  • Boeing C-97G Stratofreighter, 1961-1968
  • Douglas C-124C Globemaster II, 1968-1975
  • Lockheed C-130A Hercules, 1975-1979
  • Lockheed C-130H Hercules, 1979-2008
  • Boeing KC-135R Stratotanker, 2008–2015
  • Beechcraft MC-12W Huron, 2015-present

References[edit]

Notes[edit]

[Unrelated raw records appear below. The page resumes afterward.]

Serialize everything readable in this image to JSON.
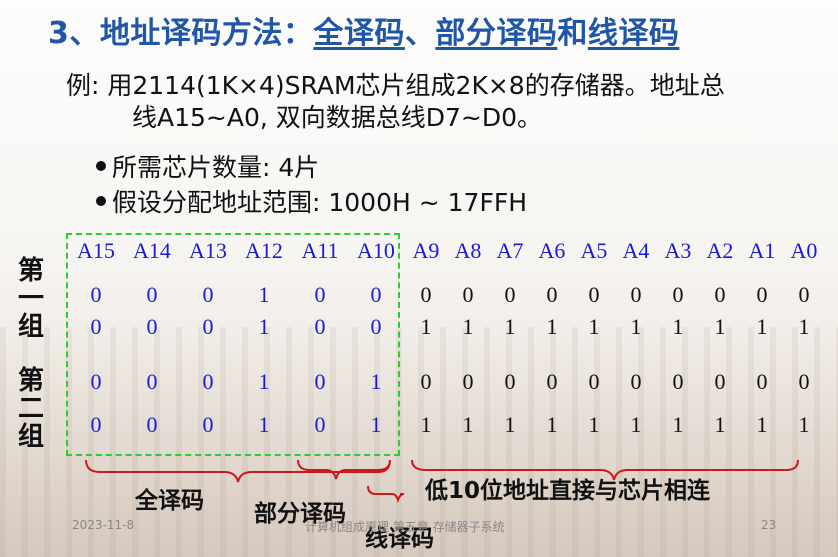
{
  "title": {
    "prefix": "3、地址译码方法：",
    "full": "全译码",
    "sep": "、",
    "partial": "部分译码",
    "and": "和",
    "line": "线译码"
  },
  "example": {
    "line1": "例:  用2114(1K×4)SRAM芯片组成2K×8的存储器。地址总",
    "line2": "线A15~A0, 双向数据总线D7~D0。"
  },
  "bullets": [
    "所需芯片数量: 4片",
    "假设分配地址范围: 1000H  ~  17FFH"
  ],
  "table": {
    "headers": [
      "A15",
      "A14",
      "A13",
      "A12",
      "A11",
      "A10",
      "A9",
      "A8",
      "A7",
      "A6",
      "A5",
      "A4",
      "A3",
      "A2",
      "A1",
      "A0"
    ],
    "rows": [
      [
        "0",
        "0",
        "0",
        "1",
        "0",
        "0",
        "0",
        "0",
        "0",
        "0",
        "0",
        "0",
        "0",
        "0",
        "0",
        "0"
      ],
      [
        "0",
        "0",
        "0",
        "1",
        "0",
        "0",
        "1",
        "1",
        "1",
        "1",
        "1",
        "1",
        "1",
        "1",
        "1",
        "1"
      ],
      [
        "0",
        "0",
        "0",
        "1",
        "0",
        "1",
        "0",
        "0",
        "0",
        "0",
        "0",
        "0",
        "0",
        "0",
        "0",
        "0"
      ],
      [
        "0",
        "0",
        "0",
        "1",
        "0",
        "1",
        "1",
        "1",
        "1",
        "1",
        "1",
        "1",
        "1",
        "1",
        "1",
        "1"
      ]
    ]
  },
  "groups": {
    "first": [
      "第",
      "一",
      "组"
    ],
    "second": [
      "第",
      "二",
      "组"
    ]
  },
  "labels": {
    "full": "全译码",
    "partial": "部分译码",
    "line": "线译码",
    "low10": "低10位地址直接与芯片相连"
  },
  "footer": {
    "date": "2023-11-8",
    "course": "计算机组成原理 第五章 存储器子系统",
    "page": "23"
  },
  "colors": {
    "title": "#1f56a8",
    "header_digits": "#1a1ad6",
    "dash_box": "#2ecc2e",
    "brace": "#cc1a1a"
  }
}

Explanatory notes
  1. ^ Aircraft is Beechcraft MC-12W Huron, serial 09-623.
  2. ^ This emblem was also used when the squadron was the 185th Military Airlift Squadron, 185th Tactical Airlift Squadron, 185th Airlift Squadron, and 185th Air Refueling Squadron.
  3. ^ This emblem was also used when the squadron was the 185th Fighter-Interceptor Squadron.
  4. ^ This photograph was likely taken at Kelz Airfield or Fritzlar Airfield, Germany in the spring of 1945.
  5. ^ Aircraft is Lockheed C-130H-LM Hercules, serial 78-812.
Citations
  1. ^ Robertson, p. 231
  2. ^ a b Watkins, pp. 48-49
  3. ^ a b c d Maurer, Combat Squadrons, p. 609
  4. ^ a b c d Maurer, Combat Units, pp. 288-290
  5. ^ Rust, p. 173
  6. ^ a b c Lineage, including assignments and aircraft through May 1946 in Maurer, Combat Squadrons, p. 609
  7. ^ Station number in Anderson.
  8. ^ a b c d e f g Station number in Johnson.
  9. ^ Station information through May 1946 in Maurer, Combat Squadrons, p. 609, except as noted.

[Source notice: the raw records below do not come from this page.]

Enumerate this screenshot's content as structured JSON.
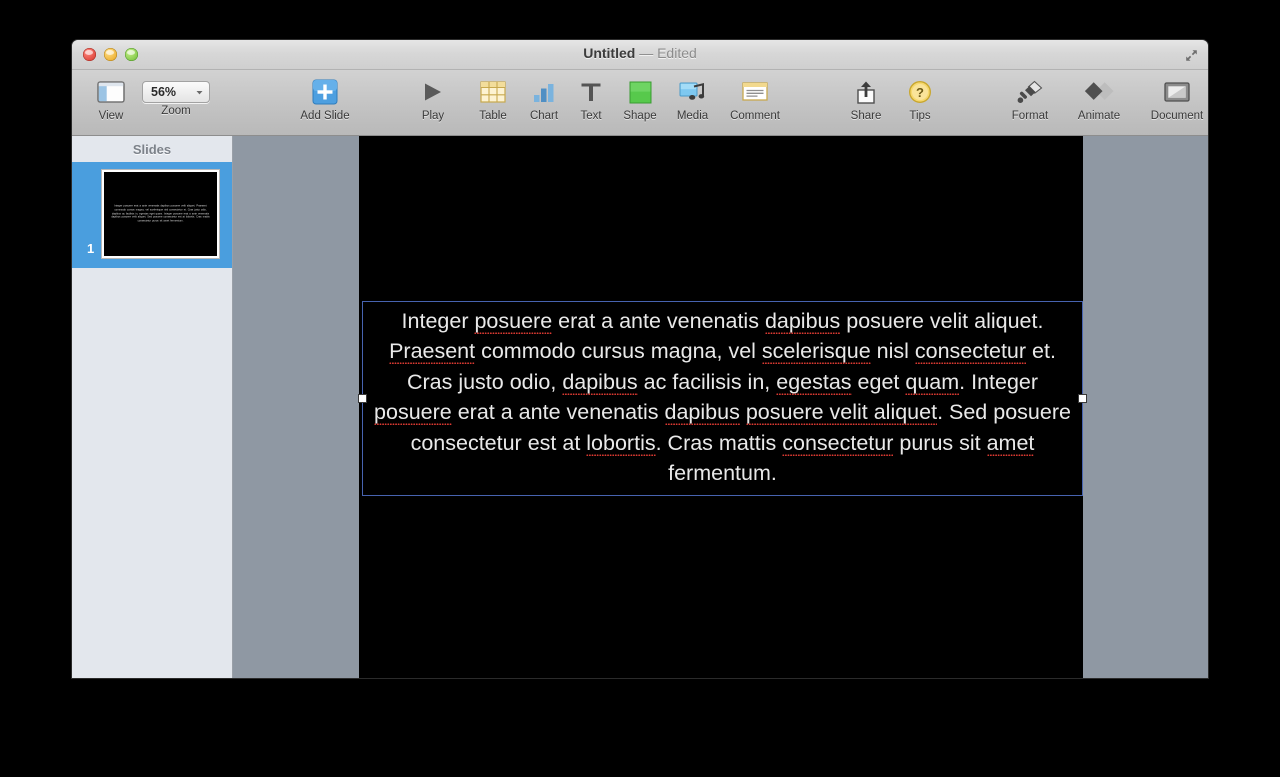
{
  "window": {
    "title_main": "Untitled",
    "title_suffix": " — Edited",
    "fullscreen_icon": "expand-arrows-icon",
    "traffic_lights": [
      {
        "name": "close-button",
        "color": "#e14b42"
      },
      {
        "name": "minimize-button",
        "color": "#eeb43a"
      },
      {
        "name": "zoom-button",
        "color": "#86cb4c"
      }
    ]
  },
  "toolbar": {
    "view": {
      "label": "View",
      "icon": "view-panel-icon"
    },
    "zoom": {
      "label": "Zoom",
      "value": "56%",
      "icon": "chevron-down-icon"
    },
    "add_slide": {
      "label": "Add Slide",
      "icon": "plus-icon"
    },
    "play": {
      "label": "Play",
      "icon": "play-triangle-icon"
    },
    "insert_items": [
      {
        "label": "Table",
        "icon": "table-icon"
      },
      {
        "label": "Chart",
        "icon": "bar-chart-icon"
      },
      {
        "label": "Text",
        "icon": "text-t-icon"
      },
      {
        "label": "Shape",
        "icon": "green-square-shape-icon"
      },
      {
        "label": "Media",
        "icon": "media-music-icon"
      },
      {
        "label": "Comment",
        "icon": "comment-note-icon"
      }
    ],
    "share": {
      "label": "Share",
      "icon": "share-upload-icon"
    },
    "tips": {
      "label": "Tips",
      "icon": "question-mark-icon"
    },
    "inspectors": [
      {
        "label": "Format",
        "icon": "paintbrush-icon"
      },
      {
        "label": "Animate",
        "icon": "animate-diamonds-icon"
      },
      {
        "label": "Document",
        "icon": "document-frame-icon"
      }
    ]
  },
  "sidebar": {
    "header": "Slides",
    "slides": [
      {
        "number": "1",
        "selected": true
      }
    ]
  },
  "slide": {
    "background": "#000000",
    "text_segments": [
      {
        "t": "Integer ",
        "mis": false
      },
      {
        "t": "posuere",
        "mis": true
      },
      {
        "t": " erat a ante venenatis ",
        "mis": false
      },
      {
        "t": "dapibus",
        "mis": true
      },
      {
        "t": " posuere velit aliquet. ",
        "mis": false
      },
      {
        "t": "Praesent",
        "mis": true
      },
      {
        "t": " commodo cursus magna, vel ",
        "mis": false
      },
      {
        "t": "scelerisque",
        "mis": true
      },
      {
        "t": " nisl ",
        "mis": false
      },
      {
        "t": "consectetur",
        "mis": true
      },
      {
        "t": " et. Cras justo odio, ",
        "mis": false
      },
      {
        "t": "dapibus",
        "mis": true
      },
      {
        "t": " ac facilisis in, ",
        "mis": false
      },
      {
        "t": "egestas",
        "mis": true
      },
      {
        "t": " eget ",
        "mis": false
      },
      {
        "t": "quam",
        "mis": true
      },
      {
        "t": ". Integer ",
        "mis": false
      },
      {
        "t": "posuere",
        "mis": true
      },
      {
        "t": " erat a ante venenatis ",
        "mis": false
      },
      {
        "t": "dapibus",
        "mis": true
      },
      {
        "t": " ",
        "mis": false
      },
      {
        "t": "posuere velit aliquet",
        "mis": true
      },
      {
        "t": ". Sed ",
        "mis": false
      },
      {
        "t": "posuere consectetur",
        "mis": true
      },
      {
        "t": " est at ",
        "mis": false
      },
      {
        "t": "lobortis",
        "mis": true
      },
      {
        "t": ". Cras mattis ",
        "mis": false
      },
      {
        "t": "consectetur",
        "mis": true
      },
      {
        "t": " purus sit ",
        "mis": false
      },
      {
        "t": "amet",
        "mis": true
      },
      {
        "t": " fermentum.",
        "mis": false
      }
    ],
    "full_text": "Integer posuere erat a ante venenatis dapibus posuere velit aliquet. Praesent commodo cursus magna, vel scelerisque nisl consectetur et. Cras justo odio, dapibus ac facilisis in, egestas eget quam. Integer posuere erat a ante venenatis dapibus posuere velit aliquet. Sed posuere consectetur est at lobortis. Cras mattis consectetur purus sit amet fermentum.",
    "selection": {
      "border_color": "#4763b0",
      "handles": [
        "left",
        "right"
      ]
    }
  },
  "colors": {
    "titlebar": "#d7d7d7",
    "toolbar": "#c3c3c3",
    "sidebar": "#e3e7ed",
    "canvas": "#8f98a3",
    "selection_blue": "#4a9ede",
    "spellcheck_red": "#e03b33"
  }
}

Bibliography[edit]

 This article incorporates public domain material from the Air Force Historical Research Agency website http://www.afhra.af.mil/.

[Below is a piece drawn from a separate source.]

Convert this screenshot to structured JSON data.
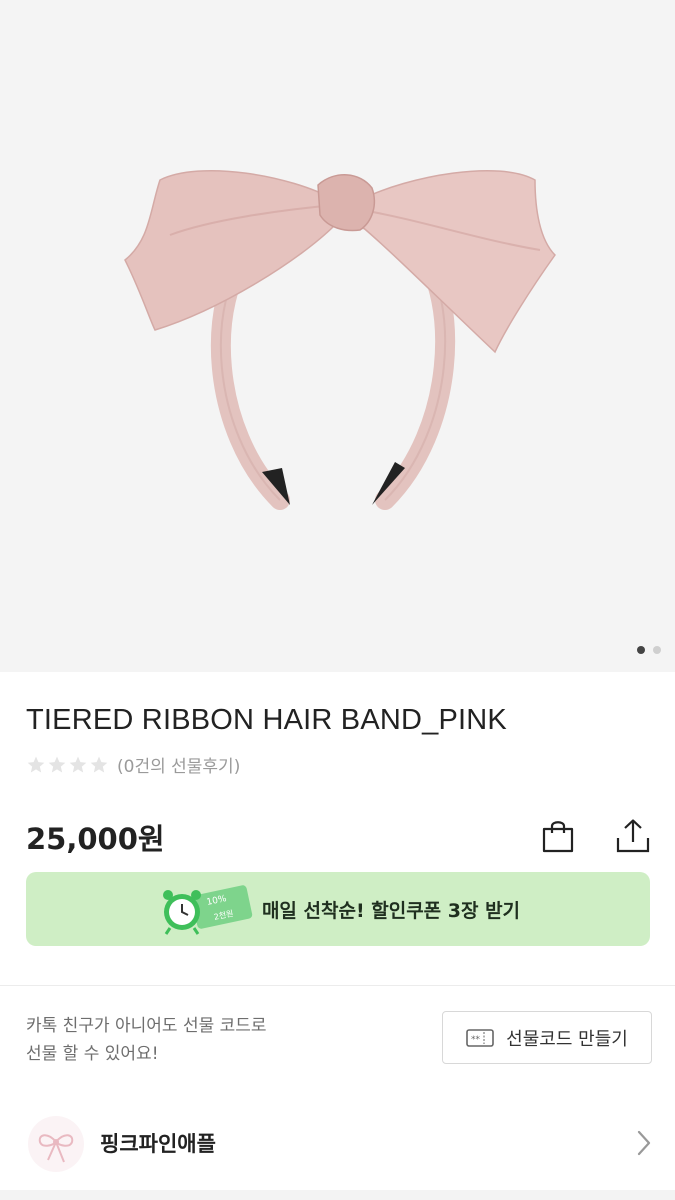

  • Anderson, Capt. Barry (1985). Army Air Forces Stations: A Guide to the Stations Where U.S. Army Air Forces Personnel Served in the United Kingdom During World War II (PDF). Maxwell AFB, AL: Research Division, USAF Historical Research Center. Archived from the original (PDF) on 23 January 2016. Retrieved 28 June 2017.
  • Cornett, Lloyd H; Johnson, Mildred W (1980). A Handbook of Aerospace Defense Organization, 1946 - 1980 (PDF). Peterson AFB, CO: Office of History, Aerospace Defense Center. Retrieved 23 March 2012.
  • Johnson, 1st Lt. David C. (1988). U.S. Army Air Forces Continental Airfields (ETO) D-Day to V-E Day (PDF). Maxwell AFB, AL: Research Division, USAF Historical Research Center. Archived from the original (PDF) on 29 September 2015. Retrieved 26 June 2017.
  • Maurer, Maurer, ed. (1983) [1961]. Air Force Combat Units of World War II (PDF) (reprint ed.). Washington, DC: Office of Air Force History. ISBN 0-912799-02-1. LCCN 61060979. Retrieved 17 December 2016.
  • Maurer, Maurer, ed. (1982) [1969]. Combat Squadrons of the Air Force, World War II (PDF) (reprint ed.). Washington, DC: Office of Air Force History. ISBN 0-405-12194-6. LCCN 70605402. OCLC 72556. Retrieved 17 December 2016.
  • Robertson, Bruce, ed. (1961). United States Army and Air Force Fighters 1916-1961. Hertfordshire, England: Harleyford Publishers, Lts. ASIN B000SO3JG0. ISBN 9780900435126.
  • Rogers, Brian. (2005). United States Air Force Unit Designations Since 1978. Hinkley, UK: Midland Publications. ISBN 1-85780-197-0.
  • Rosenfeld, Susan; Gross, Charles J. (2007). Air National Guard at 60: A History (PDF). Bolling AFB, DC: Air National Guard History Office. Retrieved 20 September 2015.
  • Rust, Kenn C. (1967). The 9th Air Force in World War II. Fallbrook, CA: Aero Publishers, Inc. LCCN 67-16454.
  • Watkins, Robert (2008). Battle Colors. Vol III Insignia and Markings of the Ninth Air Force In World War II. Atglen, PA: Shiffer Publishing Ltd. ISBN 978-0-7643-2938-8.

External links[edit]